I started my BS Reading Project with Emily Nunn’s The Comfort Food Diaries because comfort is something that I have been actively seeking for a while. On its face, The Comfort Food Diaries is maybe not what I should have reached for to start this reading journey. The book starts with Nunn dealing with her brother’s suicide and soon after, her relationship with a man known only as “The Engineer” ends. He asked her to move out, so she was also without a real home. I feel better already.
All of this information is dispensed very quickly, which seems like it should make for a really heavy first chapter, but it doesn’t. Not really. It is sad, but by the time she is writing about these things, she seems to have found a way to process and talk about them. By page 20, she had drunkenly posted about predicament on Facebook and received messages of kindness, love, and support. Friends offered to cook for her. Others offered a place to stay. A few graciously and affectionately offered to let her cook for them. And at this point, I thought I knew what this book would be: a road trip to visit friends and eat their versions of comfort food.

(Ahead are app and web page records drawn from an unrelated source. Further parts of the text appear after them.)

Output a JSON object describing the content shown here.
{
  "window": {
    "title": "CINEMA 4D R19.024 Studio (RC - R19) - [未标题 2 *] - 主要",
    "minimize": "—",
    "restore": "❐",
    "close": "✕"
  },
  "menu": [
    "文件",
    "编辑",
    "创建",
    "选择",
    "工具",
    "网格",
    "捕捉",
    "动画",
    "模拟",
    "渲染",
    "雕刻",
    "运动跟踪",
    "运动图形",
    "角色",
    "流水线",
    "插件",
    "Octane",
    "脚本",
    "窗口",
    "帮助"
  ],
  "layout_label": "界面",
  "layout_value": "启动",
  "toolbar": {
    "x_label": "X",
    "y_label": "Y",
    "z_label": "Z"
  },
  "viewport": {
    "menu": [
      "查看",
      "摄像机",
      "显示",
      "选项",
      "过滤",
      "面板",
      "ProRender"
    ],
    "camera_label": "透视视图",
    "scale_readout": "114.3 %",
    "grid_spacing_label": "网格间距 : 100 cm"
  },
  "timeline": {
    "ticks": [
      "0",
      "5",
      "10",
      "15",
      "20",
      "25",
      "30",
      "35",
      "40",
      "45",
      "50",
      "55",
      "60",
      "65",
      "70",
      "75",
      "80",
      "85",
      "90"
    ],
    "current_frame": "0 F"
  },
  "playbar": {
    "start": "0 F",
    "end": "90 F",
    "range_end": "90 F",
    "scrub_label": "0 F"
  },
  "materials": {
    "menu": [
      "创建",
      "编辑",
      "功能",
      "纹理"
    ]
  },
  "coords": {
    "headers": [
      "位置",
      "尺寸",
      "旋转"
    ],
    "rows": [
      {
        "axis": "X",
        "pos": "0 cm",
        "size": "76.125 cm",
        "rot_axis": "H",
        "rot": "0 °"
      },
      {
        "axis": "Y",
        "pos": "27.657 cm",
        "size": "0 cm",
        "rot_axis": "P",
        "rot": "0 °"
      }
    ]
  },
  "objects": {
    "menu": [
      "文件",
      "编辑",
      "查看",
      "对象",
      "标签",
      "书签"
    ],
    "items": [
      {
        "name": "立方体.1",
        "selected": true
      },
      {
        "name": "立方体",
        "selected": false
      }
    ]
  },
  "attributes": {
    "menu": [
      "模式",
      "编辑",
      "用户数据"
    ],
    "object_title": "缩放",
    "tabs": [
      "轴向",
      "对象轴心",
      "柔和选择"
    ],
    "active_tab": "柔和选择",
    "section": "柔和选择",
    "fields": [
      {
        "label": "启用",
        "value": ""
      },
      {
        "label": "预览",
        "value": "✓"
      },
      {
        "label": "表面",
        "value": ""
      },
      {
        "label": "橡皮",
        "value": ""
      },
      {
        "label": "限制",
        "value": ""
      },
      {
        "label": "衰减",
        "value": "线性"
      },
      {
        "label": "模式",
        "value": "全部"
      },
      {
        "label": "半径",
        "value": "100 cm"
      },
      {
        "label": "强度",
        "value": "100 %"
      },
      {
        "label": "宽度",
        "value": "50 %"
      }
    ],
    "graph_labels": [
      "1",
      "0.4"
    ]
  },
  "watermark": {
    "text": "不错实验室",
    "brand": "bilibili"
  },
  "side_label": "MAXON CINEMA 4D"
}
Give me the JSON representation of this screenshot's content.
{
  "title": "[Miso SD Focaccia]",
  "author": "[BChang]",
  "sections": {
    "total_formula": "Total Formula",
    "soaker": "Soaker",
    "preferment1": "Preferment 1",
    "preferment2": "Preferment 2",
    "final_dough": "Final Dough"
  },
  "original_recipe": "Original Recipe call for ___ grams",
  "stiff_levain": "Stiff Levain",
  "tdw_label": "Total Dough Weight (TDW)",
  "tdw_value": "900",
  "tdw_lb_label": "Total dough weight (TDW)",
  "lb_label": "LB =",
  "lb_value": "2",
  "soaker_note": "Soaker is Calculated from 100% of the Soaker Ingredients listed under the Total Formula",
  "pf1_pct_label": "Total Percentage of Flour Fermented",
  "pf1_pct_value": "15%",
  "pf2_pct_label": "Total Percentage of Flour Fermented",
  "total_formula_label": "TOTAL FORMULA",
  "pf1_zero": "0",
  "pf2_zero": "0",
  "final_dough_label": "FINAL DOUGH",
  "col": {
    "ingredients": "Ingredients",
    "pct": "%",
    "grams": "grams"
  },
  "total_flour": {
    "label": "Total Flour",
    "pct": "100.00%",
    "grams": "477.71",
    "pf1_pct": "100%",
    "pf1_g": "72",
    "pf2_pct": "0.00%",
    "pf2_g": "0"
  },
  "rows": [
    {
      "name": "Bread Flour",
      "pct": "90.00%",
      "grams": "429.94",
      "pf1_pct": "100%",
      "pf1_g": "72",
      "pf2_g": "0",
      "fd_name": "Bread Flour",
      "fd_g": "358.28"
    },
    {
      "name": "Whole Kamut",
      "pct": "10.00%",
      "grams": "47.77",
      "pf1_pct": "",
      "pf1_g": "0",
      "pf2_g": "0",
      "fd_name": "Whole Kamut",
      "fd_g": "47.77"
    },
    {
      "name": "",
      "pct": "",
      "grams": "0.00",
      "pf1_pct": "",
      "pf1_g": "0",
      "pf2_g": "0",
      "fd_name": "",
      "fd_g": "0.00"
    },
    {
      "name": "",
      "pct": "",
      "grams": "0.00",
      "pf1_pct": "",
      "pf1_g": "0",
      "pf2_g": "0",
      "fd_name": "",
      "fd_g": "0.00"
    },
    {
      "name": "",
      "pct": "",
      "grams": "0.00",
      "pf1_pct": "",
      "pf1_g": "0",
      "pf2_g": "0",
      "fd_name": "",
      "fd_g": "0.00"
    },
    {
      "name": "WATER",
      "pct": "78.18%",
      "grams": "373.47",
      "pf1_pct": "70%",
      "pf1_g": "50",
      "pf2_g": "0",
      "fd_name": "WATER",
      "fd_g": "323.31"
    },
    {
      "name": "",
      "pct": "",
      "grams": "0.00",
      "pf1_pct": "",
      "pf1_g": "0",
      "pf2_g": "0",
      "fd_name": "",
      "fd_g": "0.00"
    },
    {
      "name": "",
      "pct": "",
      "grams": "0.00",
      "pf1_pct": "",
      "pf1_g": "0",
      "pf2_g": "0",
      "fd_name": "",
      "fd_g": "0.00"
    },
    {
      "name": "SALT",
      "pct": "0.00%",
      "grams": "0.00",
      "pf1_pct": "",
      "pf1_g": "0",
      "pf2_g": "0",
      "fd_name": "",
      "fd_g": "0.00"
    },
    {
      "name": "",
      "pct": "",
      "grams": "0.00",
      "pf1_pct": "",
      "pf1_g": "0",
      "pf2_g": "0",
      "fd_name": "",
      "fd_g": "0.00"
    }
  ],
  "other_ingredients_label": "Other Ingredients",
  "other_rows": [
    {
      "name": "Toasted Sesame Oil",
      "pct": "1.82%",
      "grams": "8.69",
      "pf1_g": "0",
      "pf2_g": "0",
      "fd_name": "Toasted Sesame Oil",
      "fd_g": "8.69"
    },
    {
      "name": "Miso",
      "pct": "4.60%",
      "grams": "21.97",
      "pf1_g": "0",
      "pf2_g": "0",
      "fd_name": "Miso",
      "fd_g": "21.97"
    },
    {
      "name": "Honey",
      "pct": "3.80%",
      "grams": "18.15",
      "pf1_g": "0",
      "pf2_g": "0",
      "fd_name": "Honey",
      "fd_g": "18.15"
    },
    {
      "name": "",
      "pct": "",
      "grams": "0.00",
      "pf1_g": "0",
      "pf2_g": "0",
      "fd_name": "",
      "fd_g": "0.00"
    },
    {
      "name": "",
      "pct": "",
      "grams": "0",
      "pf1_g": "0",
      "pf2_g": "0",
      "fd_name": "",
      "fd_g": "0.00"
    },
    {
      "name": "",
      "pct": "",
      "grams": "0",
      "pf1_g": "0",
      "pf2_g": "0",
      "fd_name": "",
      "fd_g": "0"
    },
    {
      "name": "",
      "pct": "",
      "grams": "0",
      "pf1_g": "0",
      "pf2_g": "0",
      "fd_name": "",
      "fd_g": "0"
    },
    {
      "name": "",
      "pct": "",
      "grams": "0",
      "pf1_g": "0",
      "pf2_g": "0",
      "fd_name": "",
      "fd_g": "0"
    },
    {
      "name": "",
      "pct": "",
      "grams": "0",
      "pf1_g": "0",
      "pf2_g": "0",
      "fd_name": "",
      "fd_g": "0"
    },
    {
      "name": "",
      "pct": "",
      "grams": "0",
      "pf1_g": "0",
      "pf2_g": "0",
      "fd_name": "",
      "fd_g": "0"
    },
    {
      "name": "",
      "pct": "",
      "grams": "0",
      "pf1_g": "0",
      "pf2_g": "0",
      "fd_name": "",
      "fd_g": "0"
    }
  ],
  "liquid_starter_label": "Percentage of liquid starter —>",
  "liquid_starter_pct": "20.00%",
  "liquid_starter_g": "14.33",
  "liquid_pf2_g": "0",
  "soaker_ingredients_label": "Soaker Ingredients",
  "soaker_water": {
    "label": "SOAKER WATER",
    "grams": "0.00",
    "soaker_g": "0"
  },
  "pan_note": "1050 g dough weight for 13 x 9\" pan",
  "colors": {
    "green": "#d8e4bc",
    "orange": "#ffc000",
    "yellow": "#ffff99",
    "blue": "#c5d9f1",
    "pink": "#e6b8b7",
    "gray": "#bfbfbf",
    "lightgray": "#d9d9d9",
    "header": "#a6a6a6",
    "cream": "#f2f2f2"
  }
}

In some ways, I was wrong on both counts, and I think the book is better for it. First, Nunn unpacks the incredibly personal nature of comfort food. Letting people cook her what they consider comfort food could be educational in an academic sense, but it might not nourish her soul in the way that comfort food can sometimes do. When you are craving soup and a grilled cheese sandwich, but are presented with BBQ brisket or cake, the contrast between your idea of comfort and someone else’s has the potential to make you feel worse and Nunn wisely realized this before she began. So, the recipes (and, obviously, are there recipes) and meals presented in the book unfold in a more organic way as she meets up with people from her past who are happy to reconnect with her.
The other thing I wasn’t expecting was that her journey was more a spiral than a line. At one of her early stops, she beautifully sums up conversations in the South:
This is the way southerners are. No one simply tells you something directly and then leaves it at that. Each conversation is loaded down with other conversations and extraneous information and inconsequential observations and non sequiturs…It is not entirely meaningless; it’s circular, a secret code you either learn to decipher or just not worry about too much.
I love this because I have had thousands of conversations with strangers who disclosed way too much by way of telling you the thing you asked about. Or sometimes just as a way to say “hello.” I do it too. Sometimes I am aware of it and sometimes not. But circular is a good way of describing the way that Nunn keeps coming back at times to particular people and places that seem to truly offer comfort. And more than comfort, they offer unconditional love and friendship.
It becomes clear over the course of the book that some of her key relationships offered highly conditional love. Sometimes she knows why she had displeased the other person, and sometimes she only knows they are displeased but not the cause or the remedy for it. There are plenty of memoirs where people write of nightmare childhoods. Before this book, I read Tara Westover’s Educated, but I could easily list many more. It is more unusual to me to read about a family where things are not violent, but still difficult in this quieter, oddly strained way.
The thing I related to in Nunn’s journey to get back to her old self and to figure out how she has found herself repeating the same unsatisfying relationship patterns is how people who care about you will be more gracious than you expect and are willing to give more than you ever would feel comfortable asking for. Friends and family are so gracious, and she never seems to stop being overwhelmed by the things that they offer without the slightest thought or hesitation.
It is a good reminder because, like Nunn, I am sometimes afraid at times that I am asking for too much or simply just being “too much” for people, but my friends are generous and open hearted, and every time I am reminded of this, it is overwhelming and restorative. In talking about this book on the podcast Literary Atlanta, Kyle Tibbs Jones summed the author’s journey up perfectly saying, “Some friends are not the friends you thought they were, and some complete strangers become the best of friends.”
This memoir turned out to be a great place to start. It is full of smooth, beautiful prose and a whole lotta butter, both of which can be very comforting.